as he steps outside of his own penalty area he becomes another outfield
player and is subject to exactly the same Laws as the other players.
"Goalkeeper Peter Schmeichel's Manchester United career ends with him
going up for a corner, and minutes later, lifting the most famous trophy
in European football (1999)."
The famous ex-Manchester United goalkeeper Peter Schmeichel very often
came out of his penalty area to involve himself with corner kicks in the
opposition penalty area in the last minute of a game whenever his team
were losing by one goal – other goalkeepers very often do this, and it
is definitely NOT against the Laws.
In fact, during Manchester United’s famous 1999 European Cup Final
against the German side Bayern Munich in Barcelona - in the 91st minute,
United’s goalkeeper Peter Schmeichel came up into the opposition’s
penalty area for a corner, and confused the whole Bayern Munich defense.
As Schmeichel returned upfield, United’s Ryan Giggs crossed the ball to
Teddy Sheringham -- the equalizer. In the 92nd minute David Beckham
takes a United corner, Teddy Sheringham heads down, and Oli Gunnar
Solskjaer volleyed home the second of two goals in the last minute to
win Manchester United the biggest Club cup in football. This broke
German hearts and secured a place in football history by snatching a
miraculous victory with goals in the 91st and 92nd minutes.
European Cup Final 1999:
Manchester Utd 2-1 Bayern Munich
It is the goalkeeper's privilege to handle the ball in his own penalty
area - but he is responsible for putting the ball ‘back in play’ as soon
as possible (within 6 seconds). The ball is deemed ‘back in play’ as
soon as the goalkeeper has released it from his possession (hands) – it
then becomes ‘fair game’ for anyone to challenge him for possession of
the ball. As soon as he releases the ball from his hands, the goalkeeper
becomes another outfield player. (The only difference being that if he

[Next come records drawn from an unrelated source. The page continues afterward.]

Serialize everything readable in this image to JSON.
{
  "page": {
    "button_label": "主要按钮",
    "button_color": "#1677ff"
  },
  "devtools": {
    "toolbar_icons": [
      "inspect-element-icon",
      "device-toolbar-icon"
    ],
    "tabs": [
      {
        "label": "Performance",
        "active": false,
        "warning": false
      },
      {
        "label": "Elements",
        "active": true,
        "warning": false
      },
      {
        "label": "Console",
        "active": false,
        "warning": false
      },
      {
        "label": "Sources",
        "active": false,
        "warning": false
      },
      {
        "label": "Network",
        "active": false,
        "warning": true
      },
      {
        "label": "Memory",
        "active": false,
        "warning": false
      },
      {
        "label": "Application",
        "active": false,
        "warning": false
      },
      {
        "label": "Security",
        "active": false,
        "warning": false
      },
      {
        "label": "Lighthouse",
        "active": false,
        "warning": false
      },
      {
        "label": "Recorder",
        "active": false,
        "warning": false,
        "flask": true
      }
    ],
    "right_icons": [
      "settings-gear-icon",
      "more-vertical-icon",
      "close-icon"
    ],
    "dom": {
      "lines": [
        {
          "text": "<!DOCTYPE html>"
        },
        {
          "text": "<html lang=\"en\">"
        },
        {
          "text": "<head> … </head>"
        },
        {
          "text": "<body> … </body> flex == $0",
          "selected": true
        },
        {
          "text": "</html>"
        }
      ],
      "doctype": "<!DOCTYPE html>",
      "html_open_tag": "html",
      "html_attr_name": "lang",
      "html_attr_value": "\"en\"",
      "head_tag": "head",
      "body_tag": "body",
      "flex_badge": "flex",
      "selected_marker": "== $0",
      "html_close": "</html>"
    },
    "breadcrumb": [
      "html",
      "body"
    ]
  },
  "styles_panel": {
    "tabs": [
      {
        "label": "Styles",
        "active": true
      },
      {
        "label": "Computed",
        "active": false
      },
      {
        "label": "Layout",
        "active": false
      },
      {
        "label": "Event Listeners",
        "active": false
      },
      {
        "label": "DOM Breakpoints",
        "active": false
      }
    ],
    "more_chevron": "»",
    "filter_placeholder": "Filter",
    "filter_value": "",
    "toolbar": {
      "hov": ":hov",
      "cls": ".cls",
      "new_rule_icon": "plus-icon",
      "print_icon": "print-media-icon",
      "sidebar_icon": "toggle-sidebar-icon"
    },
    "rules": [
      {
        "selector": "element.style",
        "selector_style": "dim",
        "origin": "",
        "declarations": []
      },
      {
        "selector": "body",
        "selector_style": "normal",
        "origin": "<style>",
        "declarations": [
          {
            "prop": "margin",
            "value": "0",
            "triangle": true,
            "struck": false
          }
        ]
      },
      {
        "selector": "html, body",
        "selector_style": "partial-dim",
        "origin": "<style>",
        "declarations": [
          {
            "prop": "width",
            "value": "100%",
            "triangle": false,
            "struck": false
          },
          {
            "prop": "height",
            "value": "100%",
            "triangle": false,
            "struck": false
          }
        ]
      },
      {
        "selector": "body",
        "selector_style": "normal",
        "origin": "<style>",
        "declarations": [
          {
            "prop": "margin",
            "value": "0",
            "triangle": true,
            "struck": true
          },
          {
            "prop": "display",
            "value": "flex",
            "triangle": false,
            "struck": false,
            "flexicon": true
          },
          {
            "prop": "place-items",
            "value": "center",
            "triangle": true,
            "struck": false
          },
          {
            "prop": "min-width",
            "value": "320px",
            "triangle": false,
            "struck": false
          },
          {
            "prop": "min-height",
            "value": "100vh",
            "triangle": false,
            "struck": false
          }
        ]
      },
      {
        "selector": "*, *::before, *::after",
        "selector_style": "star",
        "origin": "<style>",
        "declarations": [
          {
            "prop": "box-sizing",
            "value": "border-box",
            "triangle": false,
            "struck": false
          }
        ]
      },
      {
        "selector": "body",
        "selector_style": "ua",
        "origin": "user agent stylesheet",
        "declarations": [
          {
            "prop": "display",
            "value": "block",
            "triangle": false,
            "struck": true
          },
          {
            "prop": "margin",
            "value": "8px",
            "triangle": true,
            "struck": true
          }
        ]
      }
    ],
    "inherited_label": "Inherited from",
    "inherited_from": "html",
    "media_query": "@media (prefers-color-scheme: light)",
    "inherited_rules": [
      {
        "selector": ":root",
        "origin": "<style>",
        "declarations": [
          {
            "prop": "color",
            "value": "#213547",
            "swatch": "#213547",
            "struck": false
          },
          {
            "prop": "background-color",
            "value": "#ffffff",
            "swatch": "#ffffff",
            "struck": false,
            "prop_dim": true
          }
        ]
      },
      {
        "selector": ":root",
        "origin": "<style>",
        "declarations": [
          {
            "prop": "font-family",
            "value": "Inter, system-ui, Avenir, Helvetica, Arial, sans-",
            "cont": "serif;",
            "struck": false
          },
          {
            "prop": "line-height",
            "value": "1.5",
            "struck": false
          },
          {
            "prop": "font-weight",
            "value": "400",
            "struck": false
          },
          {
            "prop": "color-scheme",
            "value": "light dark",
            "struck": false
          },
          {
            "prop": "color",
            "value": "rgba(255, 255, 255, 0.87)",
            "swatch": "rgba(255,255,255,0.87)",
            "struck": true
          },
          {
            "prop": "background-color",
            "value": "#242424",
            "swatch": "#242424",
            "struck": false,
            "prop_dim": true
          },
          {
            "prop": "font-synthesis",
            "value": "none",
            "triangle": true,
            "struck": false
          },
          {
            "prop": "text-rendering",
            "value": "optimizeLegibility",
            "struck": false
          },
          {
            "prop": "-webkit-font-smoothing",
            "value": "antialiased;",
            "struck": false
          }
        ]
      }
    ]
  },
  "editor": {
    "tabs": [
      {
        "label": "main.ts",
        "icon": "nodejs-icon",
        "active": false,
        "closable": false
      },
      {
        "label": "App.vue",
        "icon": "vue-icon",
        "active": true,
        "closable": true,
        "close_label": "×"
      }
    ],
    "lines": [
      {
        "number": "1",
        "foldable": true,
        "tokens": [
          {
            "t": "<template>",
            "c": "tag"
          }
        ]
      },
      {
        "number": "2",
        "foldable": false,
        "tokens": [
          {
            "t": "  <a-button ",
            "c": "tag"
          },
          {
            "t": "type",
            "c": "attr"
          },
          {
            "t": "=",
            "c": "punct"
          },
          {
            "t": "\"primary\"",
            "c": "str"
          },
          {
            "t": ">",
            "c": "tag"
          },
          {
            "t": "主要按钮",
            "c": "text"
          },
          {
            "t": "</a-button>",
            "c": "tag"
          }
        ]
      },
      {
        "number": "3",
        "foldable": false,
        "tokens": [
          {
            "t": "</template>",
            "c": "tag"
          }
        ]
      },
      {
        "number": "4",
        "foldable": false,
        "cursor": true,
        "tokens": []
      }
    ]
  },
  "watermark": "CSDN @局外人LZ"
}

picks the ball back up in his penalty area, an indirect free kick is
awarded, as opposed to a penalty kick.)
Many thanks to Marc Mitges Oakville, Ontario Canada for this question.